Count every line below that holds "Octane". The answer is the number alone.

(Beginning of Study material)

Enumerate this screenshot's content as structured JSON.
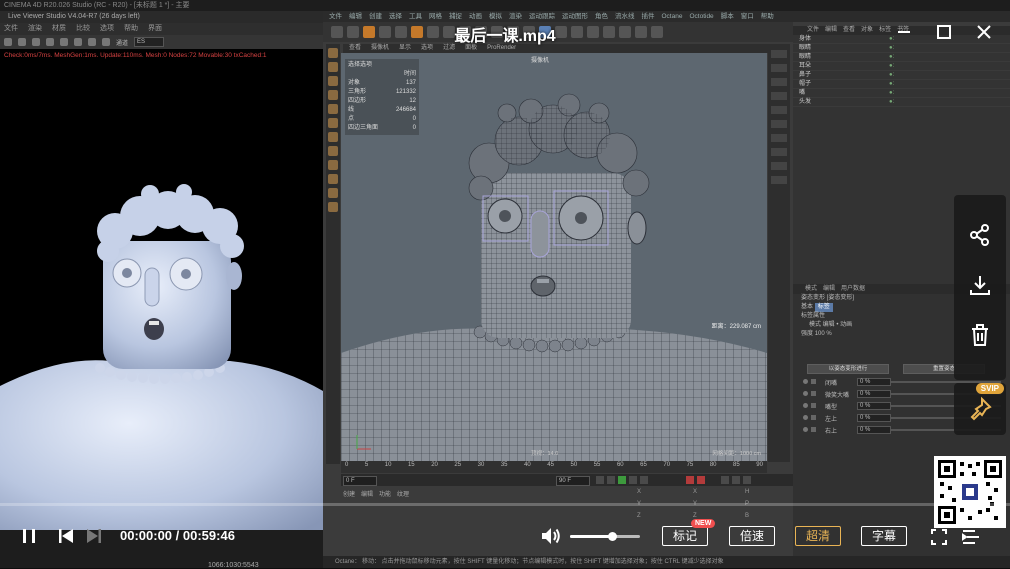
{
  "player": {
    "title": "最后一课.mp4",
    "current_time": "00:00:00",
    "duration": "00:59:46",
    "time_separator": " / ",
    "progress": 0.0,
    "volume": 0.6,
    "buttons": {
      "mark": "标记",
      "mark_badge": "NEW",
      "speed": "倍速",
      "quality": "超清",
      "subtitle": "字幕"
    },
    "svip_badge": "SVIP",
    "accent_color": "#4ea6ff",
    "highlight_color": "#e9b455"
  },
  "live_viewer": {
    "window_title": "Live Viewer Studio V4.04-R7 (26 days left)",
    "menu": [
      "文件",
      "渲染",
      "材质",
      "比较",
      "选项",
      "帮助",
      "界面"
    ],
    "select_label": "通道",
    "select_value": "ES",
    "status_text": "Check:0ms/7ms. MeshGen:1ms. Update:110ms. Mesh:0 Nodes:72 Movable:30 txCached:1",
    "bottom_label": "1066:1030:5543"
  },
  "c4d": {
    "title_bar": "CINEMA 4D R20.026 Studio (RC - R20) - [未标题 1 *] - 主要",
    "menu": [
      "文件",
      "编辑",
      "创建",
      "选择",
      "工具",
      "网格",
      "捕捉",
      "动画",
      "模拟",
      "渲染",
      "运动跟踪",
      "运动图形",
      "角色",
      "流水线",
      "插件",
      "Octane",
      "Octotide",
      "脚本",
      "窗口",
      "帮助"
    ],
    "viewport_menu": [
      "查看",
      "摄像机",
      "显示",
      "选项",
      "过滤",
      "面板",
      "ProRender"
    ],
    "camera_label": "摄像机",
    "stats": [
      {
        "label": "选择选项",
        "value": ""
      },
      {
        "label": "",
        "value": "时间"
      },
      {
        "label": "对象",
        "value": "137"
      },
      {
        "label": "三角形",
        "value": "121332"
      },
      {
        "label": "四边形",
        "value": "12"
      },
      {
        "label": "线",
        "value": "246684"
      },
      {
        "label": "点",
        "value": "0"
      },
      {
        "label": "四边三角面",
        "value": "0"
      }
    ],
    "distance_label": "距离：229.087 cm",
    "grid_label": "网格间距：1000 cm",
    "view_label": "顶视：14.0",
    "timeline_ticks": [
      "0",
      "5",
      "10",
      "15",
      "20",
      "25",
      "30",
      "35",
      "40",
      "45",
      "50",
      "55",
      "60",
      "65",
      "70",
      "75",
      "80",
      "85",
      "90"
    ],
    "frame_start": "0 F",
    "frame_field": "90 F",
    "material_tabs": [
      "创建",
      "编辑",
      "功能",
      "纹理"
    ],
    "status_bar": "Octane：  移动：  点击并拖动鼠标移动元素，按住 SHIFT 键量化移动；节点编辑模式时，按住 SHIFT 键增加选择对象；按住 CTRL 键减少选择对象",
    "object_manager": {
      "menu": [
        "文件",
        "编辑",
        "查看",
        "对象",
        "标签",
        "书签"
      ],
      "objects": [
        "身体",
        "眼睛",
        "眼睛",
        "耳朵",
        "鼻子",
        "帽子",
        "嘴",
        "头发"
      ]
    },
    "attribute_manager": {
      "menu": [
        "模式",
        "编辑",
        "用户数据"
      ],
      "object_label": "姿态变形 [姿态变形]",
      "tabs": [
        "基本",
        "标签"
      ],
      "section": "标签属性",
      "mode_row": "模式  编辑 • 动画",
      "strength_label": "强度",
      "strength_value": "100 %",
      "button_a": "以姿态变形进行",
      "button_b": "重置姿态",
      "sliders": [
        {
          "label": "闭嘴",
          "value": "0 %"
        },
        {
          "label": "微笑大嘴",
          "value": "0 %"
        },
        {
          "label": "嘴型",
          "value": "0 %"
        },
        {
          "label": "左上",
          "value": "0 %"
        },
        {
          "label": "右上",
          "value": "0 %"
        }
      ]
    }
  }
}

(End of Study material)
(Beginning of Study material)

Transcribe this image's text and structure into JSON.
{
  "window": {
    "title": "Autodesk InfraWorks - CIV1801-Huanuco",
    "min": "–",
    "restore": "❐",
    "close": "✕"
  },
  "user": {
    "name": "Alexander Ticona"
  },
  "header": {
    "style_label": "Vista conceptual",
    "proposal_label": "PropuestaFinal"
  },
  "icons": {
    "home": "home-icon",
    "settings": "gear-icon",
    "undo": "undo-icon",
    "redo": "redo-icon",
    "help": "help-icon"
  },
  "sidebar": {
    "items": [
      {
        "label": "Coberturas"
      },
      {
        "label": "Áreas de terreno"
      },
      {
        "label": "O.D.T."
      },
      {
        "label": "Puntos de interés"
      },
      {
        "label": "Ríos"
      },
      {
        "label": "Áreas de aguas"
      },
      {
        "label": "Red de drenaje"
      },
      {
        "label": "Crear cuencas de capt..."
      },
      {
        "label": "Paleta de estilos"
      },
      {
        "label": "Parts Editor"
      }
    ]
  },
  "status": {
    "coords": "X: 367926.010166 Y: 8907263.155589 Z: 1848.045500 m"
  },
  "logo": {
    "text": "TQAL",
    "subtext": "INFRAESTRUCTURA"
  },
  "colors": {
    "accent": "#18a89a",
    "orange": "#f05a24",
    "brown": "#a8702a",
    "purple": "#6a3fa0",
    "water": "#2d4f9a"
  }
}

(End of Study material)

- _Result of this exercise_
2